[EXERCISE DETAILS] Could you filter the records below down to the lines that include the word "headers"?

[INPUT DATA]
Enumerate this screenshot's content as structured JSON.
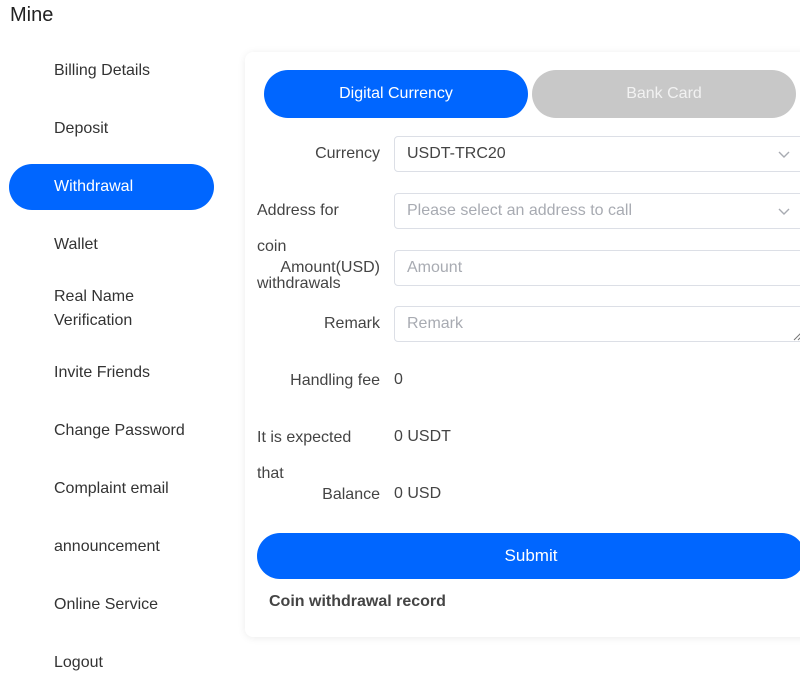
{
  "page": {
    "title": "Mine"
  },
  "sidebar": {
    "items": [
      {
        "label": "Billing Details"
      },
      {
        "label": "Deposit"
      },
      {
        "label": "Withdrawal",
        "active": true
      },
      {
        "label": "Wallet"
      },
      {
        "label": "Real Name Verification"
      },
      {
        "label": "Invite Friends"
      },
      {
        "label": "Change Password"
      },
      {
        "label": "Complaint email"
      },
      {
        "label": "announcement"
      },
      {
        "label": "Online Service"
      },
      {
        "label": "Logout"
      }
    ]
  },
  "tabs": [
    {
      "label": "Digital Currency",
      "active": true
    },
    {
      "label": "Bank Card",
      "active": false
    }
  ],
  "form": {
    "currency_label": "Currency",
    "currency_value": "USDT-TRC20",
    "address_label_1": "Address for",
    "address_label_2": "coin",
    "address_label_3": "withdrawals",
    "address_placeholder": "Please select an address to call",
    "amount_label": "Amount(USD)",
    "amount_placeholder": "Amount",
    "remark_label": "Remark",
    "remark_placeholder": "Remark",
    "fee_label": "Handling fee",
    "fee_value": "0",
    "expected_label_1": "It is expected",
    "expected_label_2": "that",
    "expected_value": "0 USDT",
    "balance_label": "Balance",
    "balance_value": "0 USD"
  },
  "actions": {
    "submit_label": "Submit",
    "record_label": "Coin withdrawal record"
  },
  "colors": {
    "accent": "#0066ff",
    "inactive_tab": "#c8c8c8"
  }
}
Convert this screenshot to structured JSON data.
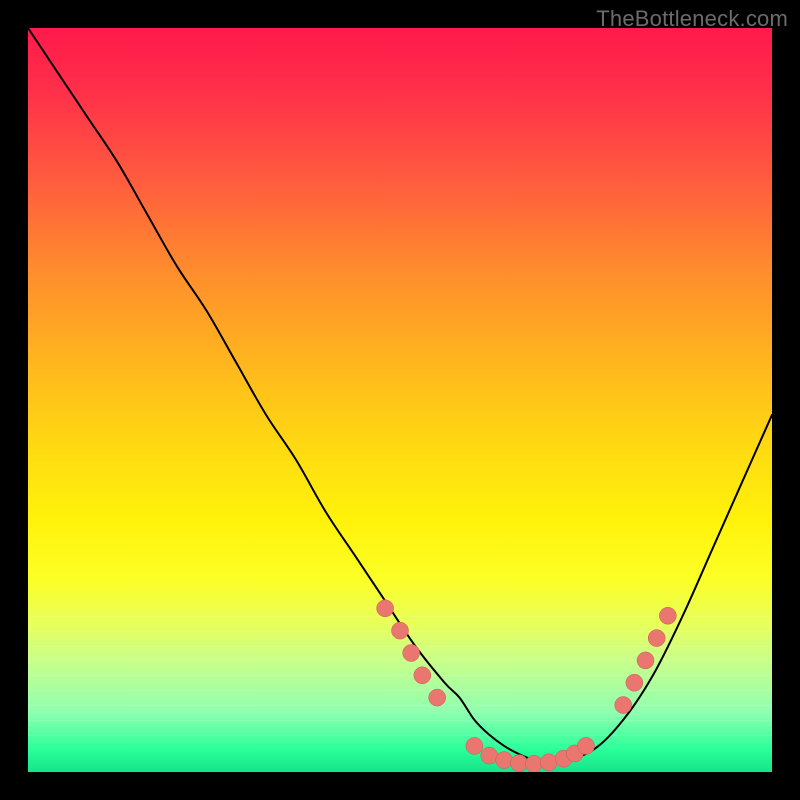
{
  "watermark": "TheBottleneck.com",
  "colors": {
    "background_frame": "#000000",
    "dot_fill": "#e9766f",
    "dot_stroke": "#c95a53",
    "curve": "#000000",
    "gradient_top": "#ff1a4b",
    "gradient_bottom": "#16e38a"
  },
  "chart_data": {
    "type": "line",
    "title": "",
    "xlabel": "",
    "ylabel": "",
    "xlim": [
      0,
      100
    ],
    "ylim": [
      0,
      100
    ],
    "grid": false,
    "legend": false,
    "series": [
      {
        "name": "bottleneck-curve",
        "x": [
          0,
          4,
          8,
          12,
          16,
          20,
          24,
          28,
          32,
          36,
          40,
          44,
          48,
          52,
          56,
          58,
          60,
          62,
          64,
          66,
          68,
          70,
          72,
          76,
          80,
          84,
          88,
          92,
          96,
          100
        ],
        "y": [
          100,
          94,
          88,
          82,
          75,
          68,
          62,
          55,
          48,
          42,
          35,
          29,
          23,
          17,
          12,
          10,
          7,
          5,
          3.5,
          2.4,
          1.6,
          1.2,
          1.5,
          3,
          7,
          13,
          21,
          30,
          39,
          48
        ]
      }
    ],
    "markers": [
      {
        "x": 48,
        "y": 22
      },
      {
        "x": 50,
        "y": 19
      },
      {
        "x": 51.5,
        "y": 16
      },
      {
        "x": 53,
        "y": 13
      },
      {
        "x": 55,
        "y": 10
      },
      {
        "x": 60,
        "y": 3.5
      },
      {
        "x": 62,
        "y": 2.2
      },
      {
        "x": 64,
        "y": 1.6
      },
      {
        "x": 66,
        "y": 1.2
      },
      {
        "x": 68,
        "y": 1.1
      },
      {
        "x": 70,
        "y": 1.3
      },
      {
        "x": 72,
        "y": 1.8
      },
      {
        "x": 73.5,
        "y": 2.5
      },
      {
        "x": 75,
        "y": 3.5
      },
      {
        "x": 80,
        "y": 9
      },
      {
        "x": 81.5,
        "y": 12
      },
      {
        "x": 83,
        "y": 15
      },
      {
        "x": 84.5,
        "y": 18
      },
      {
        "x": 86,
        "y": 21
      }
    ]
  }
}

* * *

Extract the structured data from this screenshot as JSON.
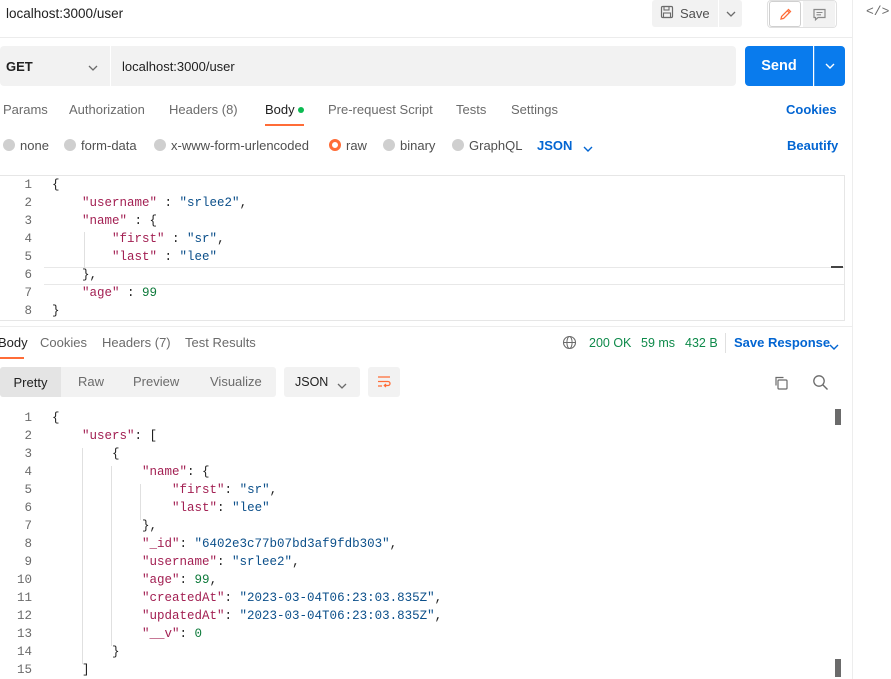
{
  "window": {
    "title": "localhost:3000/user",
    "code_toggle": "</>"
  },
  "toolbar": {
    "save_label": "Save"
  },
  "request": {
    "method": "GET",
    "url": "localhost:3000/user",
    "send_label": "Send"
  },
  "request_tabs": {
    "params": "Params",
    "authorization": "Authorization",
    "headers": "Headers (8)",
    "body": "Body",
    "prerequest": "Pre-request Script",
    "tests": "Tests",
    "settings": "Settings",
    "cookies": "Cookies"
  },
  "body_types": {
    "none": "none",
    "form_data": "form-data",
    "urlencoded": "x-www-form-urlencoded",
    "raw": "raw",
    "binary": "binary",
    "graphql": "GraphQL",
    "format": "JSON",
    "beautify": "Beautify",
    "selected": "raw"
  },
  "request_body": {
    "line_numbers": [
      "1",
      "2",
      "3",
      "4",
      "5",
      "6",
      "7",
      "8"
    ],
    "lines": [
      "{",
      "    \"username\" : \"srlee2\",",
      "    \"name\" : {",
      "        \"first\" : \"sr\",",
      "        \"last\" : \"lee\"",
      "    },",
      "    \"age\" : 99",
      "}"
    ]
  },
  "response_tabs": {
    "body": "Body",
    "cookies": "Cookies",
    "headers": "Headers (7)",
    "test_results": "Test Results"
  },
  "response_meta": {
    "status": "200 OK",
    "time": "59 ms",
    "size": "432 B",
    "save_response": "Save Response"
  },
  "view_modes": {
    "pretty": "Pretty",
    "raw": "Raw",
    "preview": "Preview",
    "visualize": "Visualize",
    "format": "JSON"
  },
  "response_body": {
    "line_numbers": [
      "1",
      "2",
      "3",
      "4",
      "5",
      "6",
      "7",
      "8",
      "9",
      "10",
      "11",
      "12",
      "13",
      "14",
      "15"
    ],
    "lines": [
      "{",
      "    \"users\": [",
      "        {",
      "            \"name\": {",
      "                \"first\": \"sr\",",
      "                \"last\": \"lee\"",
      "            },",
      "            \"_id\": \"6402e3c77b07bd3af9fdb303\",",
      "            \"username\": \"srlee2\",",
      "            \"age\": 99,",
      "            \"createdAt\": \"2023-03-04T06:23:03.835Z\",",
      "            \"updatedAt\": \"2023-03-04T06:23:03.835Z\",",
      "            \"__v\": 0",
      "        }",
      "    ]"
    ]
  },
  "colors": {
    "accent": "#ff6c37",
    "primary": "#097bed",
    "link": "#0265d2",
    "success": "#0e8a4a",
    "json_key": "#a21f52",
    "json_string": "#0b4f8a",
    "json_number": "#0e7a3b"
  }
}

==

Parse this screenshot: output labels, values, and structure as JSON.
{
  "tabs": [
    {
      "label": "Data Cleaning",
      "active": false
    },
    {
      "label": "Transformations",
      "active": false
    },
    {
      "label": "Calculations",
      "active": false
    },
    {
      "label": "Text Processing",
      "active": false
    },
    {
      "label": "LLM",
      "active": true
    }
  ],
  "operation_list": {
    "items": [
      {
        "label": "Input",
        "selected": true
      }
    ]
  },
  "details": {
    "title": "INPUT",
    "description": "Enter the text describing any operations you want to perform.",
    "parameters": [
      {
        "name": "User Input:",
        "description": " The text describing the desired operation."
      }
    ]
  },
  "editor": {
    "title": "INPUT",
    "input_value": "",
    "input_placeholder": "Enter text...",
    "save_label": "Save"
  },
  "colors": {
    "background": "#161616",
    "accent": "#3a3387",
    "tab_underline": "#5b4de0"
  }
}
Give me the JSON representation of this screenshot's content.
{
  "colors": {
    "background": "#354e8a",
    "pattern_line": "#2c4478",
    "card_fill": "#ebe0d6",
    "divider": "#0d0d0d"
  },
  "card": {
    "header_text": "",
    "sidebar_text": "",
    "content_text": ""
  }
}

[EXPECTED ANSWER]
    "headers": "Headers (8)",
    "headers": "Headers (7)",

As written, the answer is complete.